Top of Dataset entries

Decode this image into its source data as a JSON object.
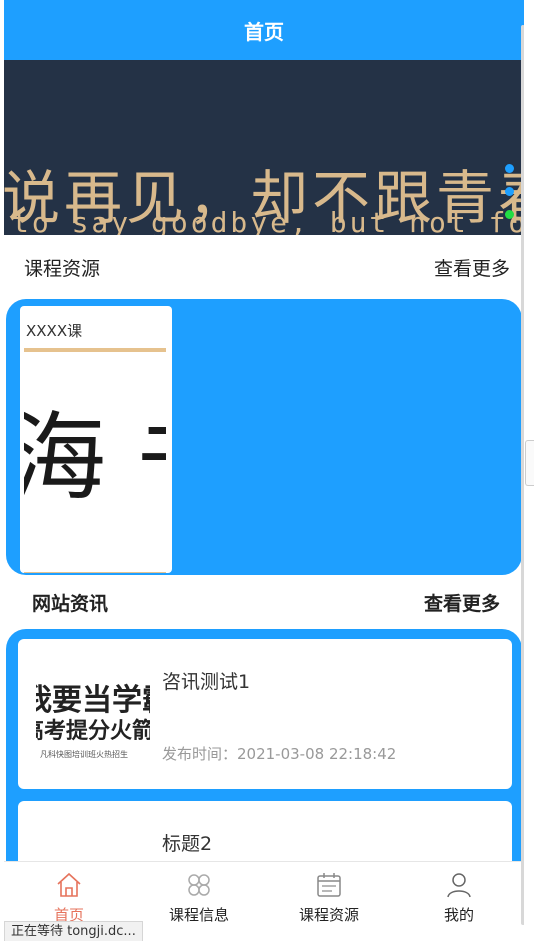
{
  "header": {
    "title": "首页"
  },
  "banner": {
    "line1": "说再见，却不跟青春",
    "line2": "to say goodbye, but not forev",
    "dot_colors": [
      "#1e9fff",
      "#1e9fff",
      "#22dd44"
    ]
  },
  "courses": {
    "title": "课程资源",
    "more": "查看更多",
    "items": [
      {
        "title": "XXXX课",
        "image_text": "海 书"
      }
    ]
  },
  "news": {
    "title": "网站资讯",
    "more": "查看更多",
    "items": [
      {
        "title": "咨讯测试1",
        "time": "发布时间：2021-03-08 22:18:42",
        "thumb_line1": "我要当学霸",
        "thumb_line2": "高考提分火箭",
        "thumb_line3": "凡科快图培训班火热招生"
      },
      {
        "title": "标题2"
      }
    ]
  },
  "tabbar": {
    "items": [
      {
        "label": "首页",
        "icon": "home-icon",
        "active": true
      },
      {
        "label": "课程信息",
        "icon": "grid-icon"
      },
      {
        "label": "课程资源",
        "icon": "calendar-icon"
      },
      {
        "label": "我的",
        "icon": "user-icon"
      }
    ]
  },
  "status_bar": {
    "text": "正在等待 tongji.dc..."
  },
  "colors": {
    "primary": "#1e9fff",
    "active_tab": "#e6735c"
  }
}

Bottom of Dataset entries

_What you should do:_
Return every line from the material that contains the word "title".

_Response:_
    "title": "首页"
    "title": "课程资源",
        "title": "XXXX课",
    "title": "网站资讯",
        "title": "咨讯测试1",
        "title": "标题2"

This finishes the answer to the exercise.